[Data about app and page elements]
════════════════
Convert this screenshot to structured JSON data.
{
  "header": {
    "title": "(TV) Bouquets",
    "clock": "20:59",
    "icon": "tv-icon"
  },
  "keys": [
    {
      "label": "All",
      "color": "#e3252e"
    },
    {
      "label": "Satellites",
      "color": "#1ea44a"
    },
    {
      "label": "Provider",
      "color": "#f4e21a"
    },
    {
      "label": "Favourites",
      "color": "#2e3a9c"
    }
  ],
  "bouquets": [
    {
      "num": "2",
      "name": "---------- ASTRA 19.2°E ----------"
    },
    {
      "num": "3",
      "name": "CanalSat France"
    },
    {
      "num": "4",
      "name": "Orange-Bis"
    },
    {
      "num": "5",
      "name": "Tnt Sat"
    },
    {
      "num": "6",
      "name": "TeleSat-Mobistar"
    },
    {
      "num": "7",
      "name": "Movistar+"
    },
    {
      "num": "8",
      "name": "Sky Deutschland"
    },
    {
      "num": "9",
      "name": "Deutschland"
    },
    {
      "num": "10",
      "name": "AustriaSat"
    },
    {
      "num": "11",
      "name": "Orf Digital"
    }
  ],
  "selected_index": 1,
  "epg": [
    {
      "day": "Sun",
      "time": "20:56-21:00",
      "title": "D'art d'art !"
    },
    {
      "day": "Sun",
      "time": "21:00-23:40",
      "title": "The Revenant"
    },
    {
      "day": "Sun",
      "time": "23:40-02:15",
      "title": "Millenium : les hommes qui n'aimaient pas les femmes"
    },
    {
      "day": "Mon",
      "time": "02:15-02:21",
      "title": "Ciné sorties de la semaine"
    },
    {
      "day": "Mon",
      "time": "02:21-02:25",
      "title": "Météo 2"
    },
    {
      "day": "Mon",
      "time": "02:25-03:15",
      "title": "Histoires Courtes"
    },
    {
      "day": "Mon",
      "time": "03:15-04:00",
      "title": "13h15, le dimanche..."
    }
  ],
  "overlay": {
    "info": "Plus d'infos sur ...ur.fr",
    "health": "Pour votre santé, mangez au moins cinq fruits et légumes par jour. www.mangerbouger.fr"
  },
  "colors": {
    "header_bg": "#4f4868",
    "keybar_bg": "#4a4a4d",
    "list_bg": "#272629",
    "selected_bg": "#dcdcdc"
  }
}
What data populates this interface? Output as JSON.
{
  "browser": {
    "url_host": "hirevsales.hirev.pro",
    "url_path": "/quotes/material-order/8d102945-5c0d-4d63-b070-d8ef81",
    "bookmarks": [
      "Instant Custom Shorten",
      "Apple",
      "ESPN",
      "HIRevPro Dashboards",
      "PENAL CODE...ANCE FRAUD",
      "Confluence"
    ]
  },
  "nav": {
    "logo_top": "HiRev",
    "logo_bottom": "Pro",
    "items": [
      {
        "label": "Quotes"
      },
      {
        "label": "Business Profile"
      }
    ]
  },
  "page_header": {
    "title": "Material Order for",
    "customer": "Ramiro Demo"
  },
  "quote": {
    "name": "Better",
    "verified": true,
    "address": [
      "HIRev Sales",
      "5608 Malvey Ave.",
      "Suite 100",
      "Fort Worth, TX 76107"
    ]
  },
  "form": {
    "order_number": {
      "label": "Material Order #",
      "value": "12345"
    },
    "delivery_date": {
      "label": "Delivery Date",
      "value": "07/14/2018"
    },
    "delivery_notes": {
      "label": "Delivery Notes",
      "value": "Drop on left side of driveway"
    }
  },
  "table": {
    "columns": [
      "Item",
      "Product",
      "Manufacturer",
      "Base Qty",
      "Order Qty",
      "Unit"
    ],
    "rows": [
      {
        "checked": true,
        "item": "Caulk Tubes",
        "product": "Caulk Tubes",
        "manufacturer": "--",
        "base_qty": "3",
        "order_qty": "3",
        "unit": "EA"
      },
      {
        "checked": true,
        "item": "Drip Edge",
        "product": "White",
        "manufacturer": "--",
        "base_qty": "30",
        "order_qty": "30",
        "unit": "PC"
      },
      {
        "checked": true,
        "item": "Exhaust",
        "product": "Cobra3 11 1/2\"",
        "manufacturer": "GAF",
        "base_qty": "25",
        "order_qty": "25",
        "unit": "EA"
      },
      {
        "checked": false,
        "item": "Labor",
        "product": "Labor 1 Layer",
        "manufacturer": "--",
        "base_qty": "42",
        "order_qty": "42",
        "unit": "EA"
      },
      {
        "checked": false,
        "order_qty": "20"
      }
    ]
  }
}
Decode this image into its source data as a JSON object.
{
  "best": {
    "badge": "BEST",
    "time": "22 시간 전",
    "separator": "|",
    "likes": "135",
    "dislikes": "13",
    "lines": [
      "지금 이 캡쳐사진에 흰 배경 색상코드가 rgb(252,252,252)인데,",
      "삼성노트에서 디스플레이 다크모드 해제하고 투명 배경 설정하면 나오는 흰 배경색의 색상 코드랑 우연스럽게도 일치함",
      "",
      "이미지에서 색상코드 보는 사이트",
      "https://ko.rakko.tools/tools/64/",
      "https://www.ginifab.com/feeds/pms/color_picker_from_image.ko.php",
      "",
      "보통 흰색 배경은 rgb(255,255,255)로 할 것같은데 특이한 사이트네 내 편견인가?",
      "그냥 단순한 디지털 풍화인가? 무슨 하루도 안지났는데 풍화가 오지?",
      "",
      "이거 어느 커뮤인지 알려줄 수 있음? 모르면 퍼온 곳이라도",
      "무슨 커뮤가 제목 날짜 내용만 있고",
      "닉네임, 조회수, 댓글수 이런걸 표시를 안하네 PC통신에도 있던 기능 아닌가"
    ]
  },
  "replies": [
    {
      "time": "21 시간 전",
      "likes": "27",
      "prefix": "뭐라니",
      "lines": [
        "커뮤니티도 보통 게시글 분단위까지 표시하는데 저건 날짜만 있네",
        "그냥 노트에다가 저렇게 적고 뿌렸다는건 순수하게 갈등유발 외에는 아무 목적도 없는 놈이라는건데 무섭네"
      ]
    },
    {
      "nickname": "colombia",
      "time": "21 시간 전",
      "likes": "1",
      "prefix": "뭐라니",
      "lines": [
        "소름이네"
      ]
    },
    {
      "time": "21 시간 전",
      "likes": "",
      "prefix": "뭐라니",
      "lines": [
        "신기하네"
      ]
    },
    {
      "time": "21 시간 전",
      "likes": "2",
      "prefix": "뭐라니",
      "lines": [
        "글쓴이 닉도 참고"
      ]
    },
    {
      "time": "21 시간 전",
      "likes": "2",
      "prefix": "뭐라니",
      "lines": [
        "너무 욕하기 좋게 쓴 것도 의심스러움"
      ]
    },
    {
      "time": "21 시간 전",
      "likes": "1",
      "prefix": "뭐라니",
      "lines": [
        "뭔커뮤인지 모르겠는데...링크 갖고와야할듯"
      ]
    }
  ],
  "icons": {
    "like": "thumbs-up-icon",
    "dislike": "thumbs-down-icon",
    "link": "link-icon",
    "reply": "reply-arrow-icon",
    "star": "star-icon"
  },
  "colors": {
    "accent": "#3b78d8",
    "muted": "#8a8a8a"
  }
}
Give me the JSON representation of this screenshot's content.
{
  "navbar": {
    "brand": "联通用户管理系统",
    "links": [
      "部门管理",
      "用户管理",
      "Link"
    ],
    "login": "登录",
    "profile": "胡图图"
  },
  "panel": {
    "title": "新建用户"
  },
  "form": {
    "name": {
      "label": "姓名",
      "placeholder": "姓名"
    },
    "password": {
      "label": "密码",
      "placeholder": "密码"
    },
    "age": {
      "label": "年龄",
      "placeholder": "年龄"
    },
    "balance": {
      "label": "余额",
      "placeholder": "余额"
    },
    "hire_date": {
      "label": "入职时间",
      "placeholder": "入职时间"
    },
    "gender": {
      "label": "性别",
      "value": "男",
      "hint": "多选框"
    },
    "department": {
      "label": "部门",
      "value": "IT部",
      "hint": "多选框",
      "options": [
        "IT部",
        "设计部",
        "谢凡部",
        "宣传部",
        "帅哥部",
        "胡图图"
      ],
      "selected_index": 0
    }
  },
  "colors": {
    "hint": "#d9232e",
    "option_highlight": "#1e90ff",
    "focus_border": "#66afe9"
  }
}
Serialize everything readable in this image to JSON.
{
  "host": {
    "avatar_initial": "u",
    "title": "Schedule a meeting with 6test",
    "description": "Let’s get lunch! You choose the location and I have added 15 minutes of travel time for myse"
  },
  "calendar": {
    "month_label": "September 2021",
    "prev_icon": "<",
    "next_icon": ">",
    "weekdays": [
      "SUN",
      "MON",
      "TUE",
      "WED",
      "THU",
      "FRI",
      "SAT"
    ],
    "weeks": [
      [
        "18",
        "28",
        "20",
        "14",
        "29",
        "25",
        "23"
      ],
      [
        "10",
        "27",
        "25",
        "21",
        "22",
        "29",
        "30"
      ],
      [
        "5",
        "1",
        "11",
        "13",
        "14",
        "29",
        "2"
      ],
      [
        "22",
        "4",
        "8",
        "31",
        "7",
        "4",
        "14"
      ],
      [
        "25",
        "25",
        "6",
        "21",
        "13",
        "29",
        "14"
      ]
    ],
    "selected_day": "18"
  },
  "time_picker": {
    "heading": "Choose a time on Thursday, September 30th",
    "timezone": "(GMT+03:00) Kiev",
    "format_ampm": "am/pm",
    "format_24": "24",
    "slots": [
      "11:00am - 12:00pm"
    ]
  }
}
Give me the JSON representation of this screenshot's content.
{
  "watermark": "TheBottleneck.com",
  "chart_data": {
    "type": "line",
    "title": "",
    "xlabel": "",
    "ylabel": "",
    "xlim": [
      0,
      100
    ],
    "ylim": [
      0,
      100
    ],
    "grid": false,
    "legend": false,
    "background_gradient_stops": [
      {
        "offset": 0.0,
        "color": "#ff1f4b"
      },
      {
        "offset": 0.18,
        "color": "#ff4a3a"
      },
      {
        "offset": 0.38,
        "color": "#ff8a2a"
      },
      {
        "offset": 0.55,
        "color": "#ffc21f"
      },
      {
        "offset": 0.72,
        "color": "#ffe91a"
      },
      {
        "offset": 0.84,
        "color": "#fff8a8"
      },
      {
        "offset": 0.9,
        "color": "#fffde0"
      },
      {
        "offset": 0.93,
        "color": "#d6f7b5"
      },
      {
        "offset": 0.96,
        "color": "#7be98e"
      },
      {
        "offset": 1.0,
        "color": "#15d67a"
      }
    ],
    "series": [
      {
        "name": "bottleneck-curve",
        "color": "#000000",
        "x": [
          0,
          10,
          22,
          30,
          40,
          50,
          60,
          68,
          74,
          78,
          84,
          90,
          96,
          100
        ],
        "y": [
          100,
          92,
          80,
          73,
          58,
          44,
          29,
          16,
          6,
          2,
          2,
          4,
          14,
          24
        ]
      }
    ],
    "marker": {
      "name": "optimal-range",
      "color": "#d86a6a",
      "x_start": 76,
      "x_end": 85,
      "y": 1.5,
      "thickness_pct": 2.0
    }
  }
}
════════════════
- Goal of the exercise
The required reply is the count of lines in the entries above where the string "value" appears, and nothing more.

- Your response
5